“For us, it’s a disaster,” said Peter Sergakis, who owns multiple sports bars in Montreal. He said each one of his 40 establishments can bring in $25,000 in revenue during a Canadiens playoff game.
The vice president of operations for Pump Hospitality Co., which owns four restaurants in the GTA, said being unable to open for the playoffs this year is a “huge miss” not only for revenue, but for the community.
“The sense of community when a Toronto team of any sport is in the playoffs is so powerful,” Victoria Fournier told Global News Tuesday. “The vibe is contagious and when you hear the buzzer sounding followed by the roar of guests who are just so excited to be there, watching that game, you can’t help but get excited yourself — sports lover or not.”
Fournier added they’ve been lucky throughout the pandemic with lots of loyal customers ordering takeout and delivery but with no reopening plans in sight, especially during the Leafs playoff run, she said it’s a missed opportunity. Most seasons, her restaurants would offer food specials and contests and prizes.
The warmer weather has at least given some fans the opportunity to continue their traditions of backyard viewing parties – albeit with smaller crowds this year.
In Edmonton, Gerry Haracsi usually hosts backyard viewing parties for family and friends and said it’s disappointing he won’t be able to do it this year.

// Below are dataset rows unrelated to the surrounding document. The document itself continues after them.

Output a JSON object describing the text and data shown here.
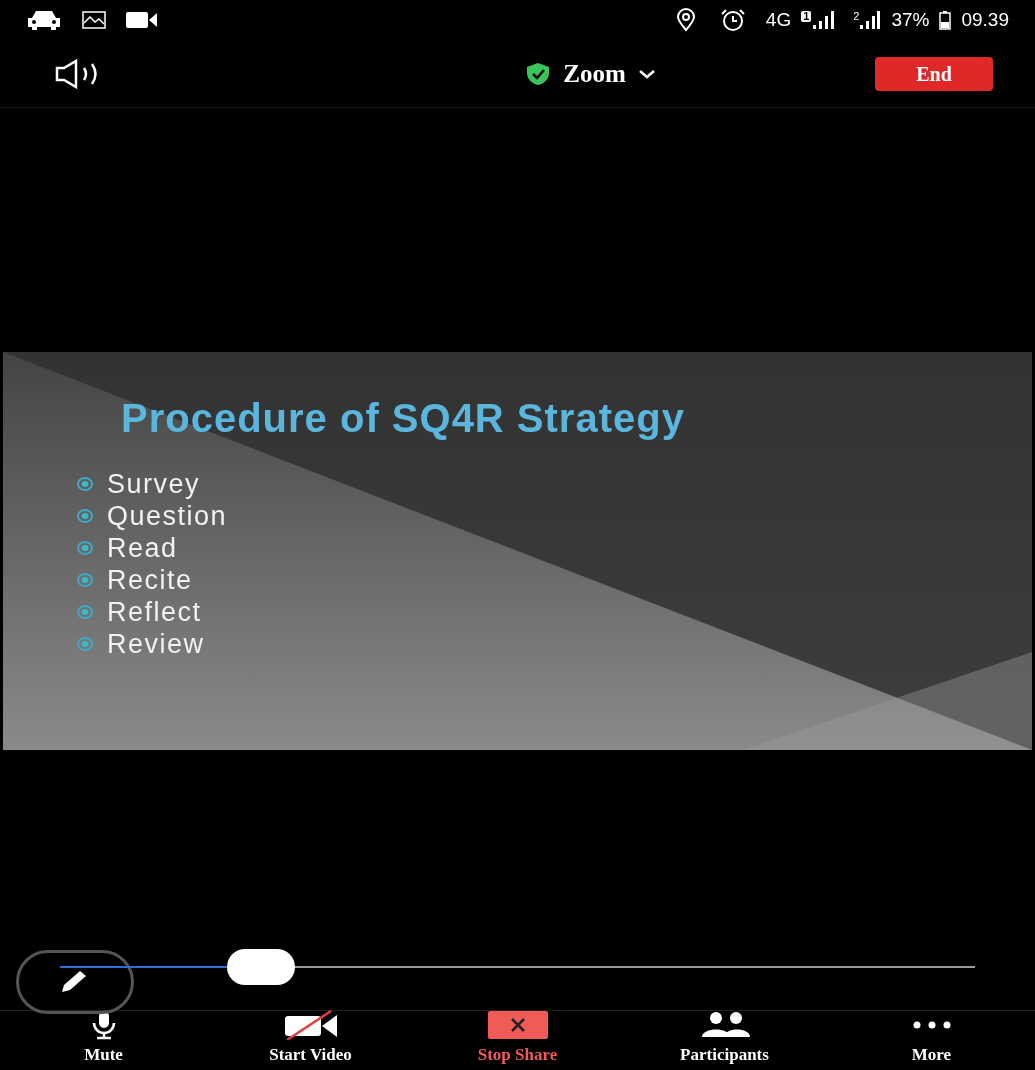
{
  "status_bar": {
    "network": "4G",
    "sim_1": "1",
    "sim_2": "2",
    "battery": "37%",
    "time": "09.39"
  },
  "meeting_bar": {
    "title": "Zoom",
    "end_button": "End"
  },
  "slide": {
    "title": "Procedure of SQ4R Strategy",
    "bullets": [
      "Survey",
      "Question",
      "Read",
      "Recite",
      "Reflect",
      "Review"
    ]
  },
  "annotation_slider": {
    "level": 0.22
  },
  "toolbar": [
    {
      "kind": "mic",
      "label": "Mute",
      "active": false
    },
    {
      "kind": "video-off",
      "label": "Start Video",
      "active": false
    },
    {
      "kind": "share",
      "label": "Stop Share",
      "active": true
    },
    {
      "kind": "people",
      "label": "Participants",
      "active": false
    },
    {
      "kind": "more",
      "label": "More",
      "active": false
    }
  ]
}
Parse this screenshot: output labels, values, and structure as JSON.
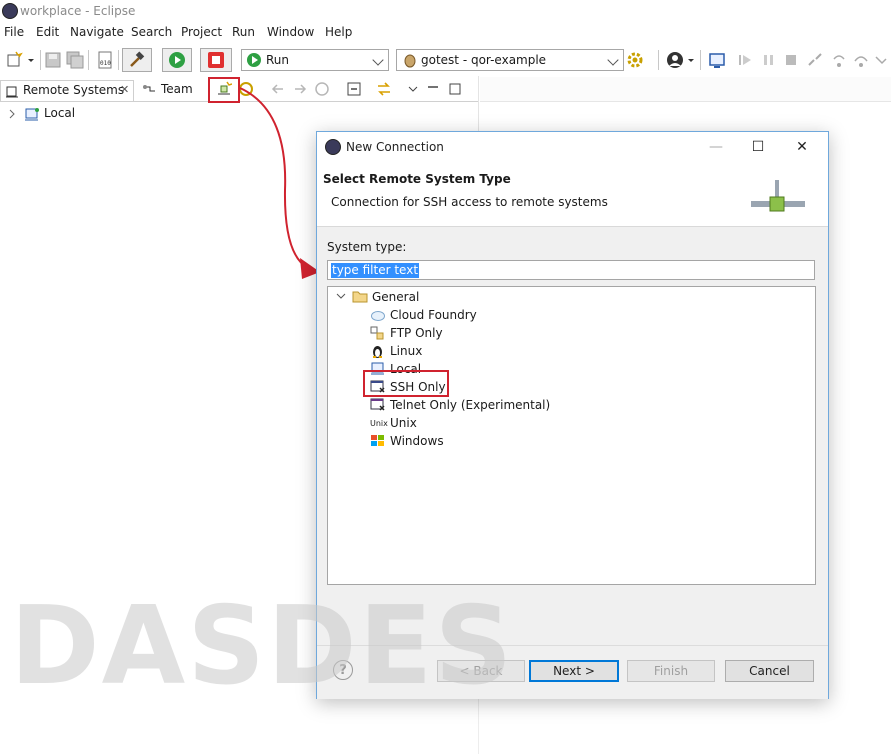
{
  "window": {
    "title": "workplace - Eclipse"
  },
  "menu": [
    "File",
    "Edit",
    "Navigate",
    "Search",
    "Project",
    "Run",
    "Window",
    "Help"
  ],
  "toolbar": {
    "run_combo": "Run",
    "launch_combo": "gotest - qor-example"
  },
  "views": {
    "remote_tab": "Remote Systems",
    "remote_tab_close": "✕",
    "team_tab": "Team"
  },
  "tree": {
    "local": "Local"
  },
  "dialog": {
    "title": "New Connection",
    "header_title": "Select Remote System Type",
    "header_desc": "Connection for SSH access to remote systems",
    "system_type_label": "System type:",
    "filter_value": "type filter text",
    "group": "General",
    "items": [
      "Cloud Foundry",
      "FTP Only",
      "Linux",
      "Local",
      "SSH Only",
      "Telnet Only (Experimental)",
      "Unix",
      "Windows"
    ],
    "buttons": {
      "back": "< Back",
      "next": "Next >",
      "finish": "Finish",
      "cancel": "Cancel"
    },
    "help": "?",
    "unix_icon_text": "Unix"
  },
  "watermark": "DASDES",
  "colors": {
    "highlight_red": "#d0232f",
    "selection_blue": "#3390ff",
    "default_button_border": "#0078d7"
  }
}
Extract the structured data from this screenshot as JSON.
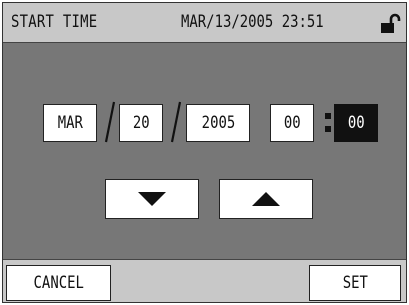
{
  "header": {
    "title": "START TIME",
    "current_datetime": "MAR/13/2005 23:51",
    "lock_icon": "unlocked-padlock-icon"
  },
  "editor": {
    "month": "MAR",
    "day": "20",
    "year": "2005",
    "hour": "00",
    "minute": "00",
    "selected_field": "minute"
  },
  "controls": {
    "down_icon": "triangle-down-icon",
    "up_icon": "triangle-up-icon"
  },
  "footer": {
    "cancel_label": "CANCEL",
    "set_label": "SET"
  },
  "colors": {
    "header_bg": "#c8c8c8",
    "panel_bg": "#777777",
    "field_bg": "#ffffff",
    "selected_bg": "#111111"
  }
}
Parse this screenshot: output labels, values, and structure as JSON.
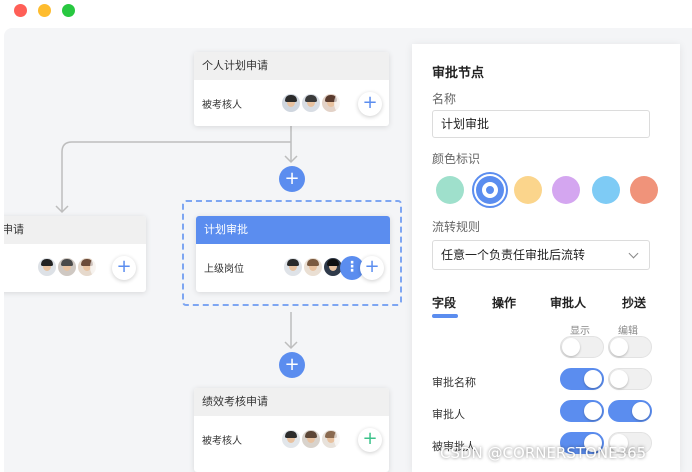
{
  "window": {
    "controls": [
      {
        "name": "close",
        "color": "#ff5f57"
      },
      {
        "name": "minimize",
        "color": "#febc2e"
      },
      {
        "name": "maximize",
        "color": "#28c840"
      }
    ]
  },
  "flow": {
    "node_personal": {
      "title": "个人计划申请",
      "label": "被考核人"
    },
    "node_left": {
      "title": "申请",
      "label": ""
    },
    "node_plan_review": {
      "title": "计划审批",
      "label": "上级岗位"
    },
    "node_performance": {
      "title": "绩效考核申请",
      "label": "被考核人"
    },
    "add_symbol": "+",
    "more_symbol": "⋮"
  },
  "panel": {
    "title": "审批节点",
    "name_label": "名称",
    "name_value": "计划审批",
    "color_label": "颜色标识",
    "colors": [
      "#9fe0cc",
      "#5b8def",
      "#fbd58c",
      "#d4a6f0",
      "#7ecbf5",
      "#f0937a"
    ],
    "selected_color_index": 1,
    "flow_rule_label": "流转规则",
    "flow_rule_value": "任意一个负责任审批后流转",
    "tabs": [
      "字段",
      "操作",
      "审批人",
      "抄送"
    ],
    "active_tab_index": 0,
    "columns": {
      "show": "显示",
      "edit": "编辑"
    },
    "rows": [
      {
        "label": "",
        "show": false,
        "edit": false
      },
      {
        "label": "审批名称",
        "show": true,
        "edit": false
      },
      {
        "label": "审批人",
        "show": true,
        "edit": true
      },
      {
        "label": "被审批人",
        "show": true,
        "edit": false
      }
    ]
  },
  "watermark": "CSDN @CORNERSTONE365"
}
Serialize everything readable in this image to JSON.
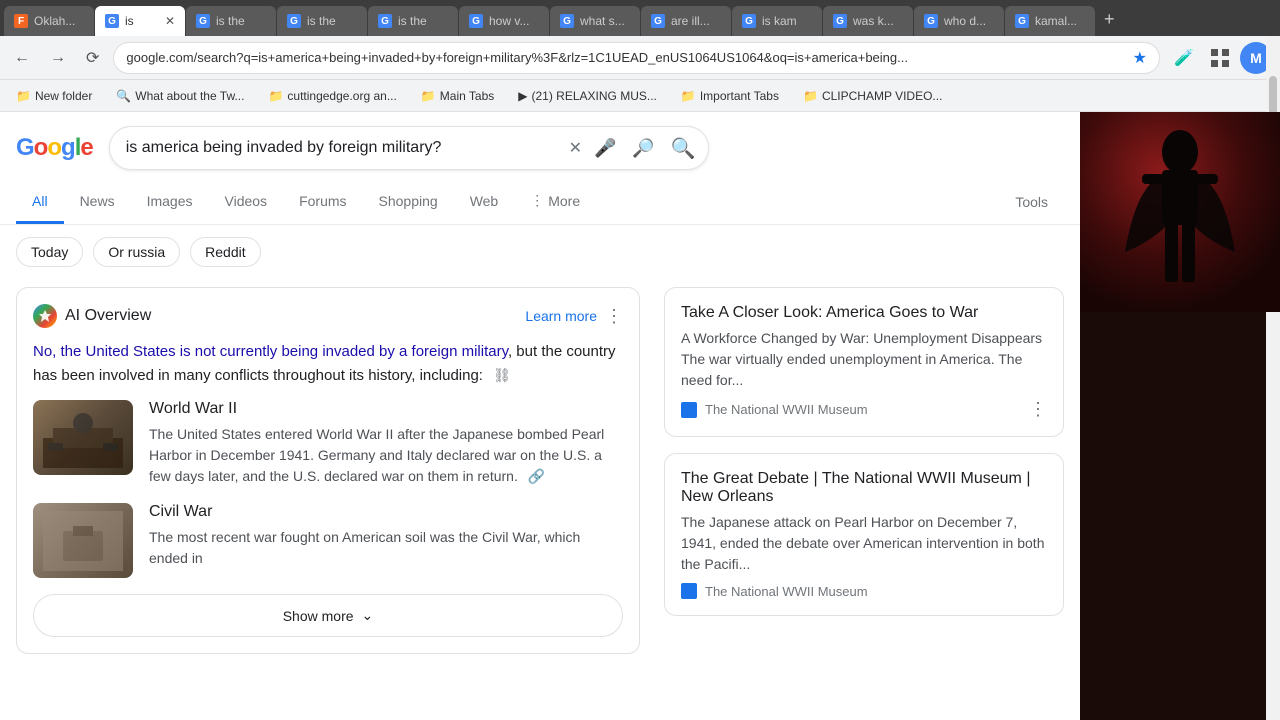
{
  "browser": {
    "tabs": [
      {
        "id": "oklah",
        "favicon_color": "#f26522",
        "favicon_letter": "F",
        "label": "Oklah...",
        "active": false
      },
      {
        "id": "is1",
        "favicon_color": "#4285f4",
        "favicon_letter": "G",
        "label": "is",
        "active": true
      },
      {
        "id": "is2",
        "favicon_color": "#4285f4",
        "favicon_letter": "G",
        "label": "is the",
        "active": false
      },
      {
        "id": "is3",
        "favicon_color": "#4285f4",
        "favicon_letter": "G",
        "label": "is the",
        "active": false
      },
      {
        "id": "is4",
        "favicon_color": "#4285f4",
        "favicon_letter": "G",
        "label": "is the",
        "active": false
      },
      {
        "id": "how",
        "favicon_color": "#4285f4",
        "favicon_letter": "G",
        "label": "how v...",
        "active": false
      },
      {
        "id": "what",
        "favicon_color": "#4285f4",
        "favicon_letter": "G",
        "label": "what s...",
        "active": false
      },
      {
        "id": "are",
        "favicon_color": "#4285f4",
        "favicon_letter": "G",
        "label": "are ill...",
        "active": false
      },
      {
        "id": "is5",
        "favicon_color": "#4285f4",
        "favicon_letter": "G",
        "label": "is kam",
        "active": false
      },
      {
        "id": "was",
        "favicon_color": "#4285f4",
        "favicon_letter": "G",
        "label": "was k...",
        "active": false
      },
      {
        "id": "who",
        "favicon_color": "#4285f4",
        "favicon_letter": "G",
        "label": "who d...",
        "active": false
      },
      {
        "id": "kamal",
        "favicon_color": "#4285f4",
        "favicon_letter": "G",
        "label": "kamal...",
        "active": false
      }
    ],
    "url": "google.com/search?q=is+america+being+invaded+by+foreign+military%3F&rlz=1C1UEAD_enUS1064US1064&oq=is+america+being...",
    "bookmarks": [
      {
        "icon": "📁",
        "label": "New folder"
      },
      {
        "icon": "🔍",
        "label": "What about the Tw..."
      },
      {
        "icon": "📁",
        "label": "cuttingedge.org an..."
      },
      {
        "icon": "📁",
        "label": "Main Tabs"
      },
      {
        "icon": "▶",
        "label": "(21) RELAXING MUS..."
      },
      {
        "icon": "📁",
        "label": "Important Tabs"
      },
      {
        "icon": "📁",
        "label": "CLIPCHAMP VIDEO..."
      }
    ]
  },
  "search": {
    "query": "is america being invaded by foreign military?",
    "placeholder": "Search"
  },
  "tabs": {
    "items": [
      "All",
      "News",
      "Images",
      "Videos",
      "Forums",
      "Shopping",
      "Web",
      "More"
    ],
    "active": "All",
    "tools": "Tools"
  },
  "filters": {
    "chips": [
      "Today",
      "Or russia",
      "Reddit"
    ]
  },
  "ai_overview": {
    "title": "AI Overview",
    "learn_more": "Learn more",
    "answer_highlight": "No, the United States is not currently being invaded by a foreign military",
    "answer_continuation": ", but the country has been involved in many conflicts throughout its history, including:",
    "items": [
      {
        "title": "World War II",
        "text": "The United States entered World War II after the Japanese bombed Pearl Harbor in December 1941. Germany and Italy declared war on the U.S. a few days later, and the U.S. declared war on them in return.",
        "has_link": true
      },
      {
        "title": "Civil War",
        "text": "The most recent war fought on American soil was the Civil War, which ended in",
        "has_link": false
      }
    ],
    "show_more": "Show more"
  },
  "right_cards": [
    {
      "title": "Take A Closer Look: America Goes to War",
      "text": "A Workforce Changed by War: Unemployment Disappears The war virtually ended unemployment in America. The need for...",
      "source": "The National WWII Museum"
    },
    {
      "title": "The Great Debate | The National WWII Museum | New Orleans",
      "text": "The Japanese attack on Pearl Harbor on December 7, 1941, ended the debate over American intervention in both the Pacifi...",
      "source": "The National WWII Museum"
    }
  ],
  "user": {
    "avatar_letter": "M",
    "avatar_color": "#4285f4"
  }
}
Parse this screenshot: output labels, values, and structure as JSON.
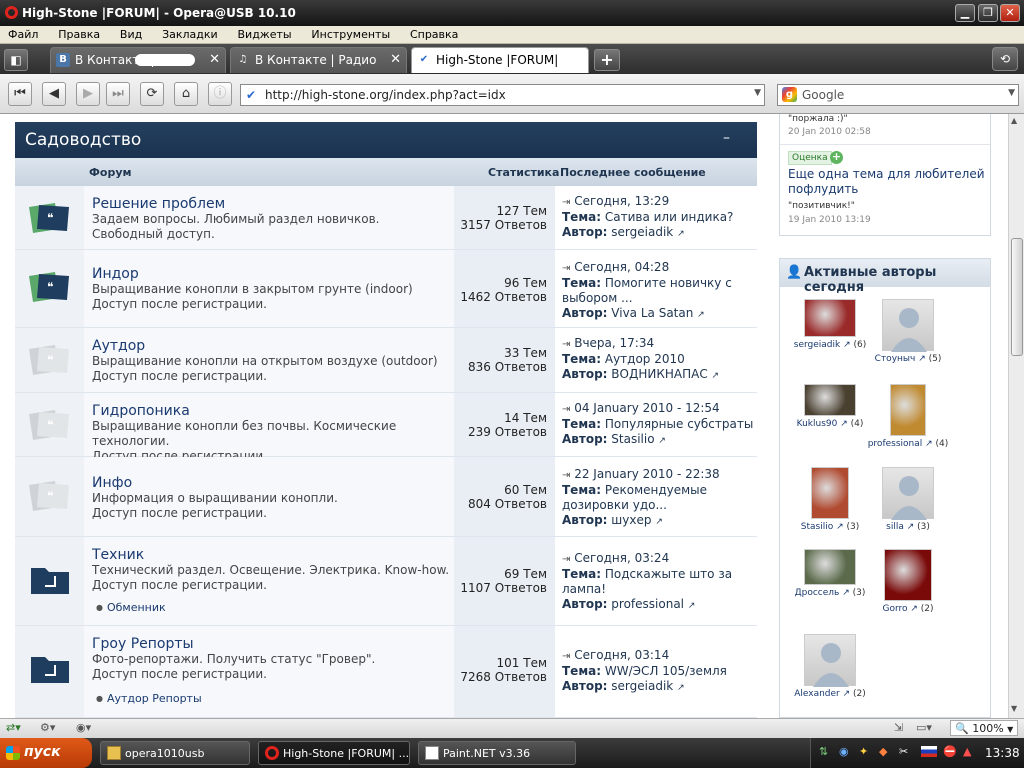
{
  "window": {
    "title": "High-Stone |FORUM| - Opera@USB 10.10"
  },
  "menu": [
    "Файл",
    "Правка",
    "Вид",
    "Закладки",
    "Виджеты",
    "Инструменты",
    "Справка"
  ],
  "tabs": [
    {
      "label": "В Контакте |",
      "icon": "vk-icon"
    },
    {
      "label": "В Контакте | Радио",
      "icon": "music-note-icon"
    },
    {
      "label": "High-Stone |FORUM|",
      "icon": "highstone-icon"
    }
  ],
  "address": {
    "url": "http://high-stone.org/index.php?act=idx",
    "search_engine": "Google"
  },
  "category": {
    "title": "Садоводство",
    "collapse": "–",
    "col_forum": "Форум",
    "col_stats": "Статистика",
    "col_last": "Последнее сообщение"
  },
  "forums": [
    {
      "name": "Решение проблем",
      "desc1": "Задаем вопросы. Любимый раздел новичков.",
      "desc2": "Свободный доступ.",
      "topics": "127 Тем",
      "replies": "3157 Ответов",
      "last_date": "Сегодня, 13:29",
      "last_topic": "Сатива или индика?",
      "last_author": "sergeiadik",
      "icon": "new-posts"
    },
    {
      "name": "Индор",
      "desc1": "Выращивание конопли в закрытом грунте (indoor)",
      "desc2": "Доступ после регистрации.",
      "topics": "96 Тем",
      "replies": "1462 Ответов",
      "last_date": "Сегодня, 04:28",
      "last_topic": "Помогите новичку с выбором ...",
      "last_author": "Viva La Satan",
      "icon": "new-posts"
    },
    {
      "name": "Аутдор",
      "desc1": "Выращивание конопли на открытом воздухе (outdoor)",
      "desc2": "Доступ после регистрации.",
      "topics": "33 Тем",
      "replies": "836 Ответов",
      "last_date": "Вчера, 17:34",
      "last_topic": "Аутдор 2010",
      "last_author": "ВОДНИКНАПАС",
      "icon": "no-new"
    },
    {
      "name": "Гидропоника",
      "desc1": "Выращивание конопли без почвы. Космические технологии.",
      "desc2": "Доступ после регистрации.",
      "topics": "14 Тем",
      "replies": "239 Ответов",
      "last_date": "04 January 2010 - 12:54",
      "last_topic": "Популярные субстраты",
      "last_author": "Stasilio",
      "icon": "no-new"
    },
    {
      "name": "Инфо",
      "desc1": "Информация о выращивании конопли.",
      "desc2": "Доступ после регистрации.",
      "topics": "60 Тем",
      "replies": "804 Ответов",
      "last_date": "22 January 2010 - 22:38",
      "last_topic": "Рекомендуемые дозировки удо...",
      "last_author": "шухер",
      "icon": "no-new"
    },
    {
      "name": "Техник",
      "desc1": "Технический раздел. Освещение. Электрика. Know-how.",
      "desc2": "Доступ после регистрации.",
      "sub": "Обменник",
      "topics": "69 Тем",
      "replies": "1107 Ответов",
      "last_date": "Сегодня, 03:24",
      "last_topic": "Подскажыте што за лампа!",
      "last_author": "professional",
      "icon": "folder"
    },
    {
      "name": "Гроу Репорты",
      "desc1": "Фото-репортажи. Получить статус \"Гровер\".",
      "desc2": "Доступ после регистрации.",
      "sub": "Аутдор Репорты",
      "topics": "101 Тем",
      "replies": "7268 Ответов",
      "last_date": "Сегодня, 03:14",
      "last_topic": "WW/ЭСЛ 105/земля",
      "last_author": "sergeiadik",
      "icon": "folder"
    }
  ],
  "labels": {
    "topic": "Тема:",
    "author": "Автор:"
  },
  "sidebar_top": {
    "quote1": "\"поржала :)\"",
    "date1": "20 Jan 2010 02:58",
    "badge": "Оценка",
    "item_title": "Еще одна тема для любителей пофлудить",
    "quote2": "\"позитивчик!\"",
    "date2": "19 Jan 2010 13:19"
  },
  "active_authors": {
    "title": "Активные авторы сегодня",
    "users": [
      {
        "name": "sergeiadik",
        "count": "(6)",
        "color": "#9a2a2a"
      },
      {
        "name": "Стоуныч",
        "count": "(5)",
        "color": ""
      },
      {
        "name": "Kuklus90",
        "count": "(4)",
        "color": "#4a4030"
      },
      {
        "name": "professional",
        "count": "(4)",
        "color": "#c08a30"
      },
      {
        "name": "Stasilio",
        "count": "(3)",
        "color": "#b04a30"
      },
      {
        "name": "silla",
        "count": "(3)",
        "color": ""
      },
      {
        "name": "Дроссель",
        "count": "(3)",
        "color": "#5a6a4a"
      },
      {
        "name": "Gorro",
        "count": "(2)",
        "color": "#7a0a0a"
      },
      {
        "name": "Alexander",
        "count": "(2)",
        "color": ""
      }
    ]
  },
  "statusbar": {
    "zoom": "100%"
  },
  "taskbar": {
    "start": "пуск",
    "tasks": [
      "opera1010usb",
      "High-Stone |FORUM| ...",
      "Paint.NET v3.36"
    ],
    "clock": "13:38"
  }
}
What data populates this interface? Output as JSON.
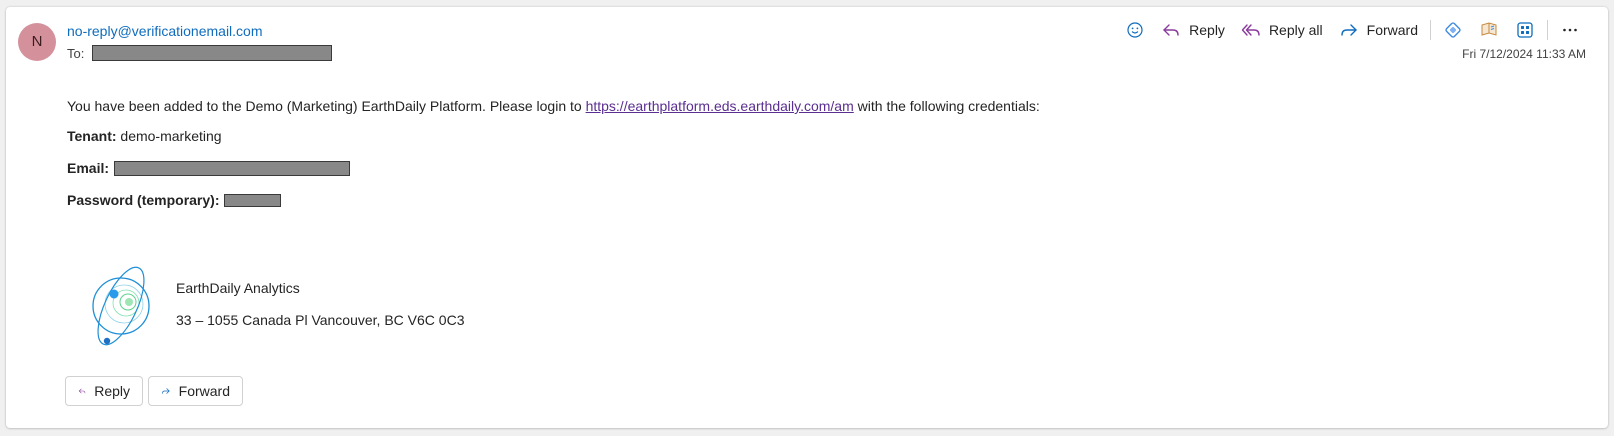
{
  "sender": {
    "avatar_initial": "N",
    "email": "no-reply@verificationemail.com"
  },
  "recipient": {
    "label": "To:"
  },
  "date": "Fri 7/12/2024 11:33 AM",
  "toolbar": {
    "reply_label": "Reply",
    "reply_all_label": "Reply all",
    "forward_label": "Forward",
    "icons": [
      "emoji-icon",
      "reply-icon",
      "reply-all-icon",
      "forward-icon",
      "loop-icon",
      "immersive-reader-icon",
      "apps-icon",
      "more-icon"
    ]
  },
  "body": {
    "intro_before": "You have been added to the Demo (Marketing) EarthDaily Platform. Please login to ",
    "link": "https://earthplatform.eds.earthdaily.com/am",
    "intro_after": " with the following credentials:",
    "tenant_label": "Tenant:",
    "tenant_value": " demo-marketing",
    "email_label": "Email:",
    "password_label": "Password (temporary):"
  },
  "signature": {
    "company": "EarthDaily Analytics",
    "address": "33 – 1055 Canada Pl Vancouver, BC V6C 0C3"
  },
  "footer": {
    "reply_label": "Reply",
    "forward_label": "Forward"
  },
  "colors": {
    "accent": "#0f6cbd",
    "link": "#5b2e91",
    "avatar": "#d4919b",
    "reply_icon": "#8a3a9e"
  }
}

However, there is some hope that some restrictions will be lifted in the city if cases keep trending downwards, in which case, Haracsi told Global News, he would accommodate as many people as will be allowed.
Regardless however many people are in the backyard though, “we’ll still be loud,” said Haracsi.
“We’ll just continue to support and have fun and do what we can do.”
Leafs fans answered on Twitter with similar sentiments.
“I’ll be watching outside with my family on our big screen with a fire and pizza,” said Twitter user @pink_jillian.
“… I’ll be watching the Leafs/Habs on the big screen and sipping on some whiskey,” said @kingstonian84.
Most fans also said they’d be ordering from their favourite restaurants to support them while supporting their favourite teams.
In Edmonton, Jeff Ottmeier has been standing outside waving an Oilers flag on a busy street wearing head-to-toe Oilers gear to show his support for his favourite team on game days — even in the winter.
Despite losing his job due to COVID, Ottmeier said he started coming out to “lift the spirits of the community.”
He said the outpour from the community has been “humbling,” receiving everything from honks and thumbs up to people telling him they drive out of their way to see him.
“The Oilers don’t have anybody in the building. This is our way of showing them they’re still not alone,” Ottmeier continued.
Teams are also doing what they can to keep fans involved.
The Jets have a number of fan initiatives for the playoffs including getting fans to submit short video messages for players to see on TV screens along the entrance to the home dressing rooms.
The Leafs also announced a bunch of fan initiatives on Wednesday including the “Leafs digital arena” through the team’s app where fans can chat with each, play trivia games and make predictions. There’s a chance for fans to win a Leafs Forever Playoff Kit. Finally, there’s Leafs Nation Playoff HQ, where fans can download Leafs themed social media banners, profile photos and video conferencing backgrounds.
And finally, in keeping up with tradition Toronto Mayor John Tory and Montreal Mayor Valerie Plante made a bet on their respective teams. On the line are:
- Bragging rights
- mayor of the losing city has to raise the winning team’s flag at their City Hall
- Each mayor will be donating $500 to their local team’s charity and the losing mayor will donate an additional $500.
- Losing mayor will send the winning mayor some local beer to the winning mayor’s office
- Losing mayor will send of their city’s best food to the winning mayor’s office
“Mayor Tory is looking forward to enjoying some smoked meat sandwiches when the Leafs win while Mayor Plante is looking forward to enjoying a St. Lawrence Market peameal bacon sandwich when the Habs win,” a press release said Wednesday.